YOU SAVE 5 0 0 o n 4

Nestles

Hot Chocolate

6 Pk. . . . . . . . . . . . . . . . . . . . . . 2

YOU SAVE 1

W IT H

Picked Fresh CARE

Case of 24

98

for

on 2

Aussie Out Back

Liquorice

Sel. Var., 115 g . . . . . . . . . . . . . 2

YOU SAVE 1

58

for

on 2

Taste of West

Mixed Fruit

425 mL . . . . . . . . . . . . . . . . . . . 4

YOU SAVE 4

Steve’s Produce Picks

Mexican Grown

Avocadoes ..............................

88 48 3 ¢ 88

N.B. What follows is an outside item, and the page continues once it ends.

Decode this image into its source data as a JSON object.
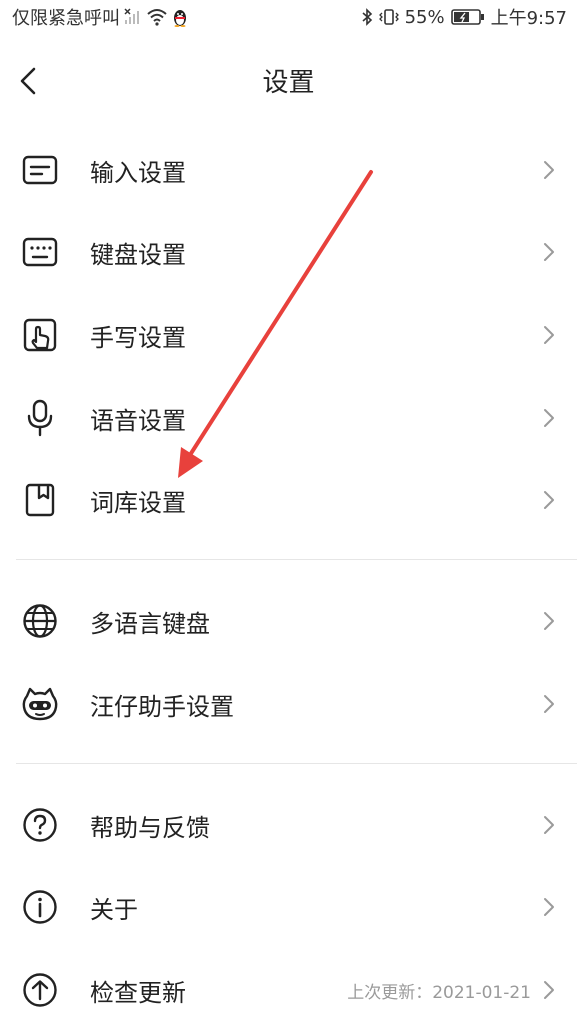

Romaine Hearts 3 Pack . . . . . . . . . . . . . . Canadian Grown

Nugget Potatoes

1.94/kg. . . . . . . . . . . . . . . . . . . . . . . .

¢ ea.

ea.

lb.

16

for

on 4

Stove Top

Stuffing Mix

Sel. Var., 112-120 g . . . . . . . . . . 5

YOU SAVE 2

95

for

on 5

Cracker Barrel

Cheese

Sel. Var. 600-650 g . . . . . . . . . . . . . . . . . . . . . . .

YOU SAVE 7 61

Bulk Foods

Fancy Satin Mix . . . . . . . . . . . . . . . . . YOU SAVE $1.50/kg

500 500 00 5 00 5 00 5 300 00 5 00 5 6

98

147

/100 g

At Safety Mart Foods Customers Are Really Everything!

Chris’ Deli Picks:

Saputo

2 29 2 29 1

Monterey Jack Cheese . . . . . . . . . . . . . . . . . Cassa Italia

Mild Genoa Salami . . . . . . . . . . . . . . . . . . . . . . . . . . . InStore Made!

Broccoli Salad . . . . . . . . . . . . . . . . . . . . . . . . . . . . . . . . .

29

100 g /100 g

100 g

100 g

W IT H

Cut Fresh CARE

Loyalle’s Meat Picks Olymel or Mitchell’s

Toupie Hams

9 98 8 98 19

..............................

Beef Prime Rib Oven Roasts

98 ea.

19.80/kg . . . . . . . . . . . . . . . . . . . . . . . . . . . . . . .

lb.

5-7 kg, with purchas e of $50 (ex cluding Lotto, tobacco) . . . .

ea.

Grade A Frozen Turkey

EVERYTHING WE DO IS BAKED, PICKED, CUT & MADE WITH C.A.R.E. because

Serving Chase and area for 40 years

We reserve the right to limit quantities - Check our weekly flyer for more specials

Lakeshore News, December 15, 2017  
Lakeshore News, December 15, 2017  

December 15, 2017 edition of the Lakeshore News